The budget for Newton USD 373 is far from complete, but Monday night the board received an update on the budget as it stands right now — and the budget is showing a slight increase to the overall general fund and a reduction of the overall mill levy.
"This is an update of where we are in the process," said Russell Miller, Assistant Superintendent for Business Services. "This is just a snapshot of where we are right now."
According to documentation given to the board, the general fund is projected to increase by about $52,000 — however, the mill levy is projected to decrease slightly from 57.329 mills to 57.219 mills.
All of that could change — for a number of reasons — before the full budget is presented for publication Aug. 12. There will be a public hearing Aug. 26 prior to final passage of a budget for the 2013-14 school year.
One of those changes could come in Walton — much of the increase to general fund expenditures is part of a project to add temporary classrooms to the Walton Rural Life Center elementary school. If the district can have those classrooms in place and operating by Sept. 15, the district would receive "new facilities weighting" for state aid — roughly $50,000.
If the district cannot get students into those buildings by Sept. 15, that aid would not arrive — and Miller said the district would likely reduce the general fund as a result.
"Without the Walton building, we will be below where we were last year," Miller said. "We are anticipating, if we can get the Walton building occupied, we can count new facilities weighting."
According to documents given to the board of education Monday, the total mill levy would drop about one tenth of a mill, from 57.320 to 57.219. The general fund mill levy is projected to stay at 20 mills. The bond and interest levy is expected to drop from 13.601 mills to 12.74 mills.

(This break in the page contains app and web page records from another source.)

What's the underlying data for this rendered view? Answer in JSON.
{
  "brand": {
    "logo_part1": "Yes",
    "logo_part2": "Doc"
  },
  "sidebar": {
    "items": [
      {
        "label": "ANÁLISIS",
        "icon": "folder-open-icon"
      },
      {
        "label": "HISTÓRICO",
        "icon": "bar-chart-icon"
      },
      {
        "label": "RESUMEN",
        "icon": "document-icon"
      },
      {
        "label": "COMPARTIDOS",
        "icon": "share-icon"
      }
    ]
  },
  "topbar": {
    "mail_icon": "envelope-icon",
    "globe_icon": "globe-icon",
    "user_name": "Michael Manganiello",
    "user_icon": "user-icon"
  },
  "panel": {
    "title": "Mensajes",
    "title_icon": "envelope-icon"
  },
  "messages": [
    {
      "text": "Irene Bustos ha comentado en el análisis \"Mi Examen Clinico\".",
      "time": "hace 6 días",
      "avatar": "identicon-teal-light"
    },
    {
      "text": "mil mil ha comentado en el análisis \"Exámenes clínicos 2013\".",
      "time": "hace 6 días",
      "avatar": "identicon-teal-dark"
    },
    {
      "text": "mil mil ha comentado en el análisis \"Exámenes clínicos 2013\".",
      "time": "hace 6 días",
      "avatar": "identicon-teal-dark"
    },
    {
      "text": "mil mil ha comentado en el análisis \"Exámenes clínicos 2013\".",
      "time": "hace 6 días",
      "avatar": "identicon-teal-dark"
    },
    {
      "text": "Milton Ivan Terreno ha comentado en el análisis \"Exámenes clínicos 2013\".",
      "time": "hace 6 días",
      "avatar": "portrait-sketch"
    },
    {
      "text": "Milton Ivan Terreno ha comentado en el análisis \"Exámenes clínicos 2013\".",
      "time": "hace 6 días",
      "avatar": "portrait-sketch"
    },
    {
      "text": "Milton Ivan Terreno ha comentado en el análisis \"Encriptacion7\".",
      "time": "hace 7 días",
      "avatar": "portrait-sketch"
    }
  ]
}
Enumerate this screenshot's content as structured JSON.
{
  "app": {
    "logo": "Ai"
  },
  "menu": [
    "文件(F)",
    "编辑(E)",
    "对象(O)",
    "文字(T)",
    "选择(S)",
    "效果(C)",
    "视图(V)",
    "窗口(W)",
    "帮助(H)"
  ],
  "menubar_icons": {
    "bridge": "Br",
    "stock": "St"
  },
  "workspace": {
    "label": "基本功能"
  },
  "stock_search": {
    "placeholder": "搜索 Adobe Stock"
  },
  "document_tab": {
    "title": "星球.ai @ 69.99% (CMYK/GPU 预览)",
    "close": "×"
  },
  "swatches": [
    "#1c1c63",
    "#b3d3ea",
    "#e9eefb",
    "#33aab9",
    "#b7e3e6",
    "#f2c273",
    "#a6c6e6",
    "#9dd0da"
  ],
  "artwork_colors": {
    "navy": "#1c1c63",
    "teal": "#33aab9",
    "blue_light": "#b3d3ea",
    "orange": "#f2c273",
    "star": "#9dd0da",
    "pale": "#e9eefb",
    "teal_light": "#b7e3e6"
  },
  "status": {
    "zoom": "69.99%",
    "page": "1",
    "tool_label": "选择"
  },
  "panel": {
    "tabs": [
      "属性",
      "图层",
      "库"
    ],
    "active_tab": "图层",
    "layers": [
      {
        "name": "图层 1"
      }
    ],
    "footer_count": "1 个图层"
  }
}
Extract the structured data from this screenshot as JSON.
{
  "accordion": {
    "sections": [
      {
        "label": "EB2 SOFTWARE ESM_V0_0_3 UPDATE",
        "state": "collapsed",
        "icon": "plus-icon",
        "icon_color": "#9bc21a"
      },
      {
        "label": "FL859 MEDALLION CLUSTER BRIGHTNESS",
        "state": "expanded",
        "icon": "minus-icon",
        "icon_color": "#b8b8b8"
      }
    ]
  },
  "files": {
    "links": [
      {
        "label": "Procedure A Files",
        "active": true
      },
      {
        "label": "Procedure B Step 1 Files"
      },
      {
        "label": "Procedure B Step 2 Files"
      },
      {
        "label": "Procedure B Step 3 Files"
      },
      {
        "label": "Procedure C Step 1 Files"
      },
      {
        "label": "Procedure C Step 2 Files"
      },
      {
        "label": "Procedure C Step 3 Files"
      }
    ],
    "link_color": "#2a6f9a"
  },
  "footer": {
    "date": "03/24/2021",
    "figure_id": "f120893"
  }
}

The capital outlay fund is set at 2.35, about the same as the previous year. The Supplemental General Fund — also known as the Local Option Budget — increased slightly from 21.37 to 22.12.
"That reduction is purposeful, but this does not include the rec commission mill levy that can cloud the issue. Their plan right now is slightly lower also," Miller said. "Our software estimates the mill levy based on evaluations. When we finish our budget, the county clerk actually finalizes the mill levy."
Administration and the board of education have been working on this budget for several months — and it is not yet complete. One area where there could be change is in the capital outlay fund. Earlier this year the board requested information on the impact of levy increases within that fund.
Following an energy audit, there are recommended upgrades for facilities and equipment — it is unclear if the board will consider those upgrades or a capital outlay mill levy increase to facilitate them. The board was provided a table detailing how much would be raised, and how much it may cost a homeowner with a $100,000 home, for increases of 2.35, four, six and eight mills.
"That table is informational for them," Miller told the Kansan Monday afternoon. "I do not know what they will do. If they choose not to go there, our levy will remain pretty flat."